The providers you work with make all the difference: some remember you are human and will dictate to you in that tone that is easy to keep up with, others are in a such a rush that even they do not recall their dictation. My company only used live dictation (no recordings), and not all providers were good listeners or dictators. I did notice how cultural competencies allowed the younger physicians to think about the social determinants of health when deciding what is the best treatment for the patient. We had a young child come in for an asthma attack, and it turned out they needed a social worker to help address their housing situation. All it took was the two extra minutes the doctor spent with the mom.

I guess besides enhancing your typing speed and accuracy, you would gain a sense of the mental processes in making a diagnosis, the different area of a physical exam, how to interview to obtain presenting complaints. You also learn to work with different personalities and cultures. What this position did was confirm I wanted to be a doctor, and which specialty would be right for me.

I would say go for it if you are able to find one that fits into your schedule.

I am also a mom and received two job offers from scribe companies. Like you, I was concerned about my other responsibilities so I inquired with each company about my (future) hours. There was some flexibility in being able to choose the day of the week but not the actual shift time. When I weighed everything else on my plate (I am also preparing for the MCAT and teach ESL students) I decided it would be best for me to wait until I am done with my MCAT prep before scribing. So, maybe come up with a few questions for the company to make sure there is no unnecessary stress.
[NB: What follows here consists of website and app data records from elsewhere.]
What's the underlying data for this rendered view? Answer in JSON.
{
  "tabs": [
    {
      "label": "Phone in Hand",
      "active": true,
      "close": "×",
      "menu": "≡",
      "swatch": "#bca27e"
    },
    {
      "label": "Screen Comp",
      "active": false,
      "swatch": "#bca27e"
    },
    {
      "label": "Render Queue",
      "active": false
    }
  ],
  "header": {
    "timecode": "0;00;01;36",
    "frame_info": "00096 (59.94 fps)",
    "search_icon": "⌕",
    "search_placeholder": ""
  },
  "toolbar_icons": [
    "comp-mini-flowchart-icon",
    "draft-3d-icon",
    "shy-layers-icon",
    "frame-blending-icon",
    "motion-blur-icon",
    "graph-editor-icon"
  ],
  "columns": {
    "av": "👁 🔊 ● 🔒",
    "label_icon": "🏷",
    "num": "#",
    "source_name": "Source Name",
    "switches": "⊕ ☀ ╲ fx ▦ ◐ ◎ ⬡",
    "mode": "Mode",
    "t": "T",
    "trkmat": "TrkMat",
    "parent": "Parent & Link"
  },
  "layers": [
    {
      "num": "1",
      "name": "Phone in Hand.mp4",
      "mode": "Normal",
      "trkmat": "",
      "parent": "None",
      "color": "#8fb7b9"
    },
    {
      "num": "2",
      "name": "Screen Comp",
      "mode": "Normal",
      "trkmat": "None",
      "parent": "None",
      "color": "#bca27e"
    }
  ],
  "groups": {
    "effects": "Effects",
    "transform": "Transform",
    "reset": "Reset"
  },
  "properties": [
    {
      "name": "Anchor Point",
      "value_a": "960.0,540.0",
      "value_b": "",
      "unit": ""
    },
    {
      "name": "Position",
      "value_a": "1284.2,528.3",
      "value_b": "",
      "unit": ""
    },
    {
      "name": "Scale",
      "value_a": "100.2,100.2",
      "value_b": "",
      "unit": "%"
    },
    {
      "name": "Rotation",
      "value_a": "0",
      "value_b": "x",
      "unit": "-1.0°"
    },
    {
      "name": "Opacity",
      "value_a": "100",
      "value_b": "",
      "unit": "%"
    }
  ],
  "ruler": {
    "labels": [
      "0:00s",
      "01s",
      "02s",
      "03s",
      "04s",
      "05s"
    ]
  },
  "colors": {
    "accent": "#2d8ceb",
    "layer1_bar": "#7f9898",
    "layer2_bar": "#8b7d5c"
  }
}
I am definitely excited to gain the experience in the near future and I hope you find a company who fits you!

It is contingent on your employer. That could be a small physician group or single doctor or even a large company. As a general rule, the greater the number of physicians and midlevels the more flexible they can be with schedules. Usually emergency departments or large outpatient clinics fit this profile. Another variable is staffing levels. This is outside of your control, but scribe companies and providers sometimes have difficulty keeping up with turnover due to the demographic they employee. If the they are behind on hiring, it is not uncommon for everyone to be asked or ‘required’ to pick up extra hours to ensure coverage.

My experience: I was hired by a 3rd part company to work ‘part time’ in a medium sized emergency department (240 pts/day) staffed by 2 to 7 providers at a time. My management team has been very flexible with my schedule, I believe mainly because we are usually fully staffed. I have had months that I worked 60 hrs/wk and other months I dropped to 16 hrs/mo. Shifts varied in duration from 8hrs to 14hrs (when held over).

TL;DR: It really depends on the employers needs and willingness to work with your needs. There are a few general themes that can guide you in your search, such as size of the practice and number of providers.

As a new dad with a wife that works full time nights I know how time management can be a constant stressor for families. Keep up the good fight and best of luck!

I think it really depends on the type of clinical setting that you’re scribing in. For instance, in the emergency department, the shifts will be longer, and you’ll have more options in regard to the time of the shifts. In the outpatient setting, your hours are limited to when the clinic or office is open. Also, if you scribe for a larger company, you’ll typically have to option to scribe either full time or part time, whereas a smaller company or a private office will typically expect you to scribe full time. From my experience, what scribe companies are mainly looking for is commitment. They like to see if you can commit to working the entirety of your shift, your schedule, and working for at least one year. Not showing up for a shift, leaving in the middle of your shift, and only working for a few months and resigning are all frowned upon. Hope this helps, and best of luck!